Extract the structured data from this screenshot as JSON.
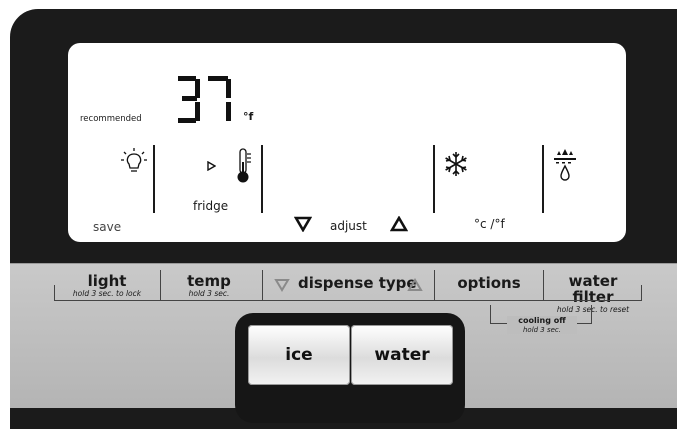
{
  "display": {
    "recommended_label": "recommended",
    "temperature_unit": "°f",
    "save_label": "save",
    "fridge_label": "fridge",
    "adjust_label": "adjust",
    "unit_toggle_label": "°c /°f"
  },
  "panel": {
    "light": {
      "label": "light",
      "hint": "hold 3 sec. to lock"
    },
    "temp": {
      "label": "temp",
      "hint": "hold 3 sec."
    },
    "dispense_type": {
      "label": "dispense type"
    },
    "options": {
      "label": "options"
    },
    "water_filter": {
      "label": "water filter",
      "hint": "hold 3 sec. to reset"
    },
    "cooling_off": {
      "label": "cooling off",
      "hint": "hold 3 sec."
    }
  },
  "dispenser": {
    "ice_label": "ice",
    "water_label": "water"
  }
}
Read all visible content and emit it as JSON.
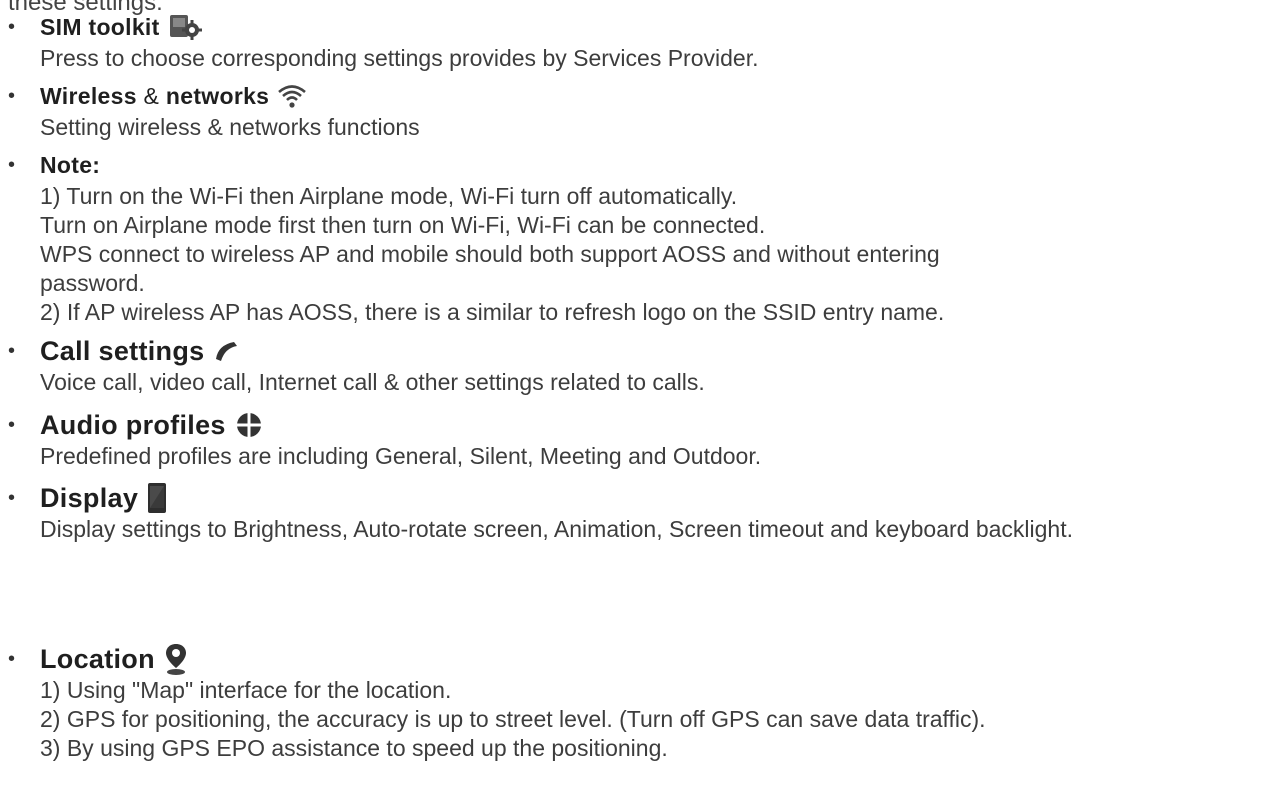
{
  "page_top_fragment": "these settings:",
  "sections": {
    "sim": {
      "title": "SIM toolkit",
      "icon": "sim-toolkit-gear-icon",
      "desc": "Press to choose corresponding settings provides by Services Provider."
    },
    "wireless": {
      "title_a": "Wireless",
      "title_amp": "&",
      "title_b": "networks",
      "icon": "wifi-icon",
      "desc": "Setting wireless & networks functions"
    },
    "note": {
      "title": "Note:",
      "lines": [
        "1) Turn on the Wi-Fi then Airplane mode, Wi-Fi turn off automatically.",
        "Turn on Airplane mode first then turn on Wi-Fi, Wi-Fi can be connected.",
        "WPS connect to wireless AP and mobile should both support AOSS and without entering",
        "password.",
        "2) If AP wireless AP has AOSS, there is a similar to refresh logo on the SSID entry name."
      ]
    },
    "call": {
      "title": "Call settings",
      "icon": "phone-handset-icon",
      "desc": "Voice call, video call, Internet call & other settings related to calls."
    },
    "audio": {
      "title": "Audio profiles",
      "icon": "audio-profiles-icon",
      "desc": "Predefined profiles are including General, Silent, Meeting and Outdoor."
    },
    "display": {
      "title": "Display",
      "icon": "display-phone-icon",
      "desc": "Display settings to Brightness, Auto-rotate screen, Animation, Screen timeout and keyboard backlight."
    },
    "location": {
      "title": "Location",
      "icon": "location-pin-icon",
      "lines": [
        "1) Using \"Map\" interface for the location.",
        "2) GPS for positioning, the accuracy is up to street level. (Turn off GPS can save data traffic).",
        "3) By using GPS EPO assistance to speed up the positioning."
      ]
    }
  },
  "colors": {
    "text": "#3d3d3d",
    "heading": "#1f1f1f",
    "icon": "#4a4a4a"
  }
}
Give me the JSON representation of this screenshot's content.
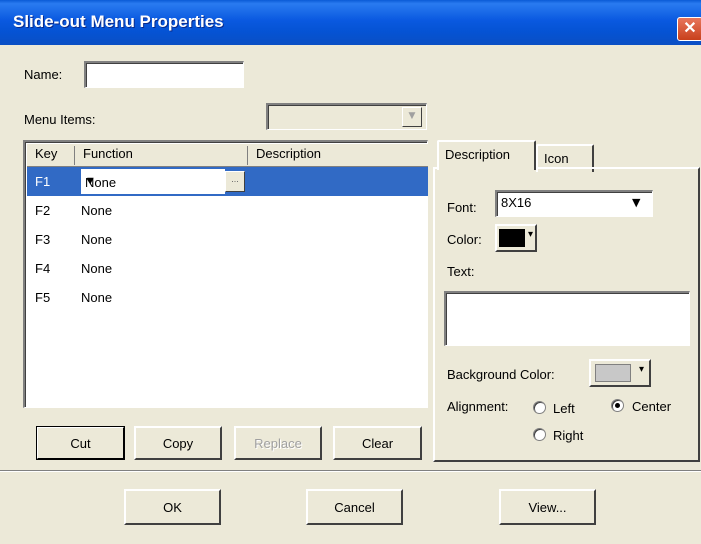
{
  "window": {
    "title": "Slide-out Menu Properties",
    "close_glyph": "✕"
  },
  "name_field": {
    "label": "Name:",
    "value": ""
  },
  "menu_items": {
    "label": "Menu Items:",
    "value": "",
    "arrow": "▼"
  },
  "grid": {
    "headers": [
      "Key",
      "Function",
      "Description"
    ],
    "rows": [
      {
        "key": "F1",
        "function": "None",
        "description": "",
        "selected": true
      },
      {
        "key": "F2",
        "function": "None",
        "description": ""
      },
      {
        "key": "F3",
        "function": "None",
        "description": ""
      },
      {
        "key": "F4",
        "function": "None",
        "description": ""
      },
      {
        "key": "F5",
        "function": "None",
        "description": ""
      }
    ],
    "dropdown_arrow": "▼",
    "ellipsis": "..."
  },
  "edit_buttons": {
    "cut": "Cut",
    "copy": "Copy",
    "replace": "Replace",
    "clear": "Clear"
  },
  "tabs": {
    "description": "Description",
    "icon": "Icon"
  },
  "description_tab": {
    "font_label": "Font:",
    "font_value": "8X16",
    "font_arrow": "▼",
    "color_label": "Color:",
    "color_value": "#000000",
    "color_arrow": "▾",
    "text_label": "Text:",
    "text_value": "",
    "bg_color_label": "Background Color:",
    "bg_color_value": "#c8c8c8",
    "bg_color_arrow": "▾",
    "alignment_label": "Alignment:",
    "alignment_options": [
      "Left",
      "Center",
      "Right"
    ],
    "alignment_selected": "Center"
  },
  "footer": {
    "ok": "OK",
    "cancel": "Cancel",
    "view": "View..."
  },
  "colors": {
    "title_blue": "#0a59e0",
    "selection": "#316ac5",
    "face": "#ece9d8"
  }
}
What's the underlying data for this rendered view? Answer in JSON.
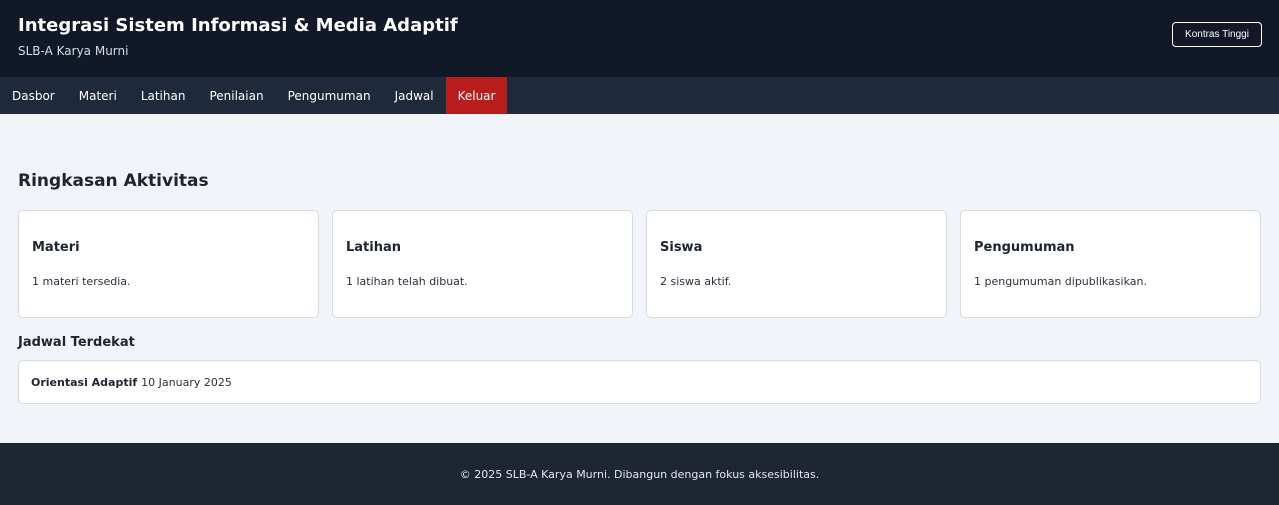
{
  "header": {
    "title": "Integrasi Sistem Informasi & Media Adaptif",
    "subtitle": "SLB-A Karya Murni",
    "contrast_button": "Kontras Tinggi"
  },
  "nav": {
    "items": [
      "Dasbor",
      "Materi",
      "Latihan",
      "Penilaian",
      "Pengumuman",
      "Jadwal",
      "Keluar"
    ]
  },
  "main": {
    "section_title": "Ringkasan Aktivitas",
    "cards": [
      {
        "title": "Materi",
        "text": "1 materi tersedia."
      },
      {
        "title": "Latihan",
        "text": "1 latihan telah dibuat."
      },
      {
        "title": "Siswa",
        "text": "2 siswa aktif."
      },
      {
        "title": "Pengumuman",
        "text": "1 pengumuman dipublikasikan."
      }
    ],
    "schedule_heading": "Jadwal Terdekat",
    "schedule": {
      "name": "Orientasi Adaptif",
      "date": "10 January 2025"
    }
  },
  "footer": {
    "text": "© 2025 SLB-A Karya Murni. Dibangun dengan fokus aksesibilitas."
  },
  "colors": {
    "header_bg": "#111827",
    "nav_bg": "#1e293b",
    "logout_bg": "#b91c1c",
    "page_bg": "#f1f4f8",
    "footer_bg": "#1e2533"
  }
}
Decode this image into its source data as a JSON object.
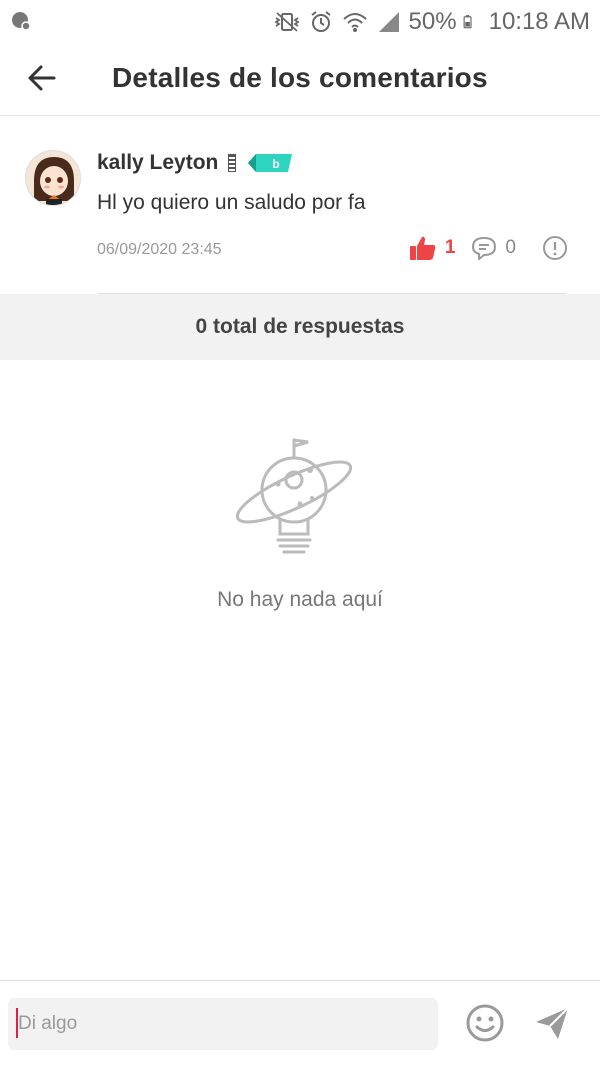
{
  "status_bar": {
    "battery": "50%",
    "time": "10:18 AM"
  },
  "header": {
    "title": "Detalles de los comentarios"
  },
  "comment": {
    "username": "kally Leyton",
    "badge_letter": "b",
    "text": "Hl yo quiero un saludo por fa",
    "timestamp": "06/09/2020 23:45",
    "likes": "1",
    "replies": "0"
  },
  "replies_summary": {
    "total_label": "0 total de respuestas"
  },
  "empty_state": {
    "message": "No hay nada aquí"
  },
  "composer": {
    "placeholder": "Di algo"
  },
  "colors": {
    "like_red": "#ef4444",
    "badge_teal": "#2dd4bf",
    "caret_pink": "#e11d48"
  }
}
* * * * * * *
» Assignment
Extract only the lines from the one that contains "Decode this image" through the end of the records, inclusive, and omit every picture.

» Output below
Decode this image into its source data as a JSON object.
{
  "status_bar": {
    "battery": "50%",
    "time": "10:18 AM"
  },
  "header": {
    "title": "Detalles de los comentarios"
  },
  "comment": {
    "username": "kally Leyton",
    "badge_letter": "b",
    "text": "Hl yo quiero un saludo por fa",
    "timestamp": "06/09/2020 23:45",
    "likes": "1",
    "replies": "0"
  },
  "replies_summary": {
    "total_label": "0 total de respuestas"
  },
  "empty_state": {
    "message": "No hay nada aquí"
  },
  "composer": {
    "placeholder": "Di algo"
  },
  "colors": {
    "like_red": "#ef4444",
    "badge_teal": "#2dd4bf",
    "caret_pink": "#e11d48"
  }
}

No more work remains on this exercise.